Antimicrobial resistance & healthcare-associated infections (ARHAI) in the era of pan-drug-resistant organisms (PANDRO)- Suleiman Al-Obeid- Security Forces Hospital
Aim: Infections caused by bacteria resistant to most available antibiotics, called multi-drug resistant organisms (MDRO), have been increasing worldwide during the last decade. Our goal is to provide information about the epidemiology of MDRO in our hospital in the Kingdom of Saudi Arabia, and to provide guidance on how to control the spread of these bacteria inside and outside of the hospital.

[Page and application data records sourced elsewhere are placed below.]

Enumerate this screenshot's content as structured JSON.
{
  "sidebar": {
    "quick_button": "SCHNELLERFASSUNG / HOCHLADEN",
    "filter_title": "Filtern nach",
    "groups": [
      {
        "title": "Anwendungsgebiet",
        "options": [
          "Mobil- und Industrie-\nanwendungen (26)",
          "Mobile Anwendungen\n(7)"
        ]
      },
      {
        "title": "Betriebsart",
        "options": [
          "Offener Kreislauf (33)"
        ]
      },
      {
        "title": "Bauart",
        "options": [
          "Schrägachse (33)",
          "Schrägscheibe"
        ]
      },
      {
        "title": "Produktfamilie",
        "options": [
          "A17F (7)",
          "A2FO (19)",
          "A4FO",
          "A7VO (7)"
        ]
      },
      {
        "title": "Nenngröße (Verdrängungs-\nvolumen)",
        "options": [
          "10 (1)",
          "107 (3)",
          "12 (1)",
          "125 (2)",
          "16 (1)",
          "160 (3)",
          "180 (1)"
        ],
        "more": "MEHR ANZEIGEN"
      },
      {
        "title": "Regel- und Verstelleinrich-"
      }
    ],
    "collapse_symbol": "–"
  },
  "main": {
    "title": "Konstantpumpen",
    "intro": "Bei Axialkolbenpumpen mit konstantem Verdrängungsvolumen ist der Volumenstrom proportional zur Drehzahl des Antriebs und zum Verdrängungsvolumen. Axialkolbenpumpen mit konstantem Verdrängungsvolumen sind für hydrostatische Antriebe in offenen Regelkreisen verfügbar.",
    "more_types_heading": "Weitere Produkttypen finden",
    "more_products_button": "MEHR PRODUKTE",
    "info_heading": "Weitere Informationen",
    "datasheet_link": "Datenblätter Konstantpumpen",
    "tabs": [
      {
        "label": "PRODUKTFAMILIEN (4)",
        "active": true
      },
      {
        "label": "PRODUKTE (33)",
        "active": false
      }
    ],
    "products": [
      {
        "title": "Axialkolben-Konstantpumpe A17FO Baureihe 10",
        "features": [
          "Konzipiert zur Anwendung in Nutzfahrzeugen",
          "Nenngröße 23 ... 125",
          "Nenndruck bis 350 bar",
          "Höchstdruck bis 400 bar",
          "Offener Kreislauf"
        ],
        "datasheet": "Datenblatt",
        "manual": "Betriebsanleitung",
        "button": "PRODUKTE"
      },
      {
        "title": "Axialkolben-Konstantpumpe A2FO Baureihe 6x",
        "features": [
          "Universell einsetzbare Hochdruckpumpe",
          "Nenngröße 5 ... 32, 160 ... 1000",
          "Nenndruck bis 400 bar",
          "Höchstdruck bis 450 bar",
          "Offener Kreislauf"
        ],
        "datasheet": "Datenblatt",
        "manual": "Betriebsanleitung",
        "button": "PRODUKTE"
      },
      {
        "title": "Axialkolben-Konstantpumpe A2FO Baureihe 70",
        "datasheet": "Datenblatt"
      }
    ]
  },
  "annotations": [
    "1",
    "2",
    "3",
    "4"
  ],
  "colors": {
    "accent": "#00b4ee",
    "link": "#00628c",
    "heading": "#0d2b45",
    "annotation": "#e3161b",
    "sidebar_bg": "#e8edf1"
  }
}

Our focus is on bacteria most frequently found in hospitalized patients: methicillin resistant Staphylococcus aureus (MRSA), heterogeneous vancomycin-resistant Staphylococcus aureus (hVISA), vancomycin-resistant Enterococci (VRE) and resistant Enterobacteriacea (for example Escherichia coli & Klebsiella pneumoniae) and multi-drug resistant Pseudomonas aeruginosa and Acinetobacter baumannii.

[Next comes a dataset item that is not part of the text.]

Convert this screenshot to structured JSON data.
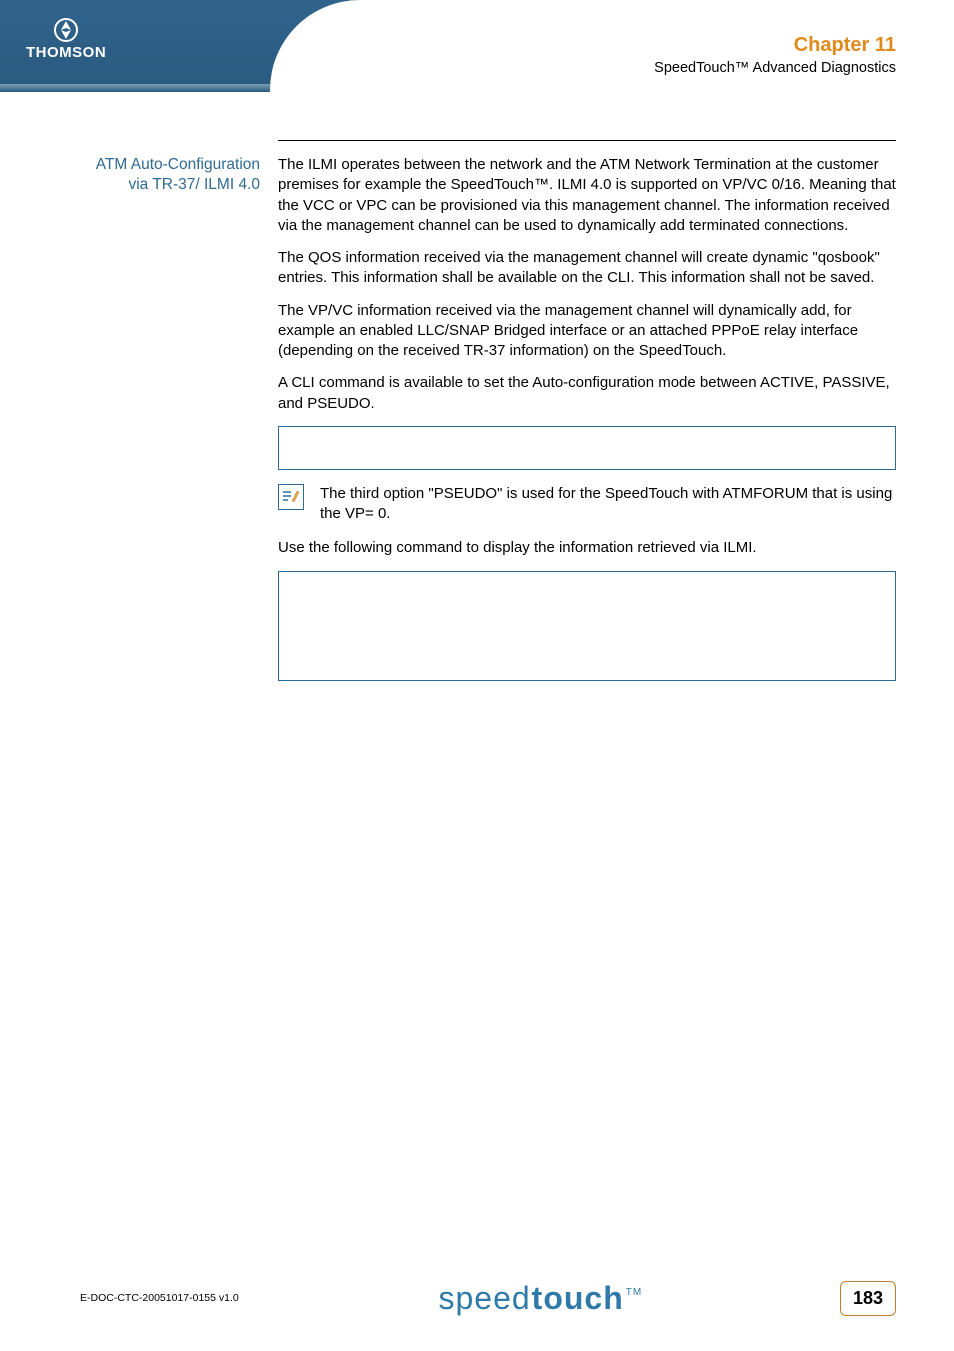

Findings: A total of 29104 isolates of Gram-negative bacteria were obtained from patients’ specimens including blood, sputum, tracheal aspirate, lavage, urine and wound. Patients were sampled in 2006 (7024), 2009 (6657), 2012 (8003) and 2014 (7420). The most frequently isolated organisms were E. coli (40% of isolates), P. aeruginosa (21%), K. pneumoniae (21%) and A. baumannii (12%). Between 2006 and 2014, susceptibilities of A. baumannii & P. aeruginosa to meropenem and imipenem decreased from 81, 64 and 93, 86% to 6, 5 and 48, 31% respectively. Between 2012 and 2014, E. coli and K. pneumoniae that produce extended-spectrum beta-lactamases (ESBLs) increased from 25% and 19% to 40% and 32% respectively. The first outbreak by ESBL-producing K. pneumoniae in our NICU was in 2006, the resistant was carried by a ca.100-kb plasmid encoding beta-lactamase SHV-12 ESBL in Riyadh, KSA. VRE and MRSA were increased from 5 and 33% in 2006 to 44.3 and 40% in 2014 respectively. The first strain of hVISA was isolated in our hospital in 2008 and was then characterized. From 2012, 90% of A. baumannii isolated in the kingdom are extensively drug resistant. Data from our IC surveillance reports an increase of MDRO between 2006 and 2014. In contrast, the numbers of healthcare-associated infections caused by Gram-negative bacteria such as E. coli, K. pneumoniae, P. aeruginosa and A. baumannii, decreased significantly between 2013 and 2014. Vancomycin resistant Enterococcus faecium (VRE) have now reached a level that exceeds MRSA, having increased from 5% in 2006 to 44.3% in 2014. Between 2006 and 2014, the number of nosocomial infection varied between 400 and 500 cases per year, but we observed that the number of MDRO isolates increased.
Result: To reduce the number of infections and their associated morbidity and mortality, successful administrative and scientific leadership is needed, along with financial and human resources commitment. Accurate and timely laboratory identification of bacteria with multidrug resistance is crucial for effective infection control measures in hospitals. Hospitals, intensive-care units, and long-term care facilities need to develop and implement infection control policies for MDRO. These policies must be followed closely by patients, healthcare workers, administrators and visitors. Control can only be achieved if a national strategy is developed and adhered to by all healthcare facilities.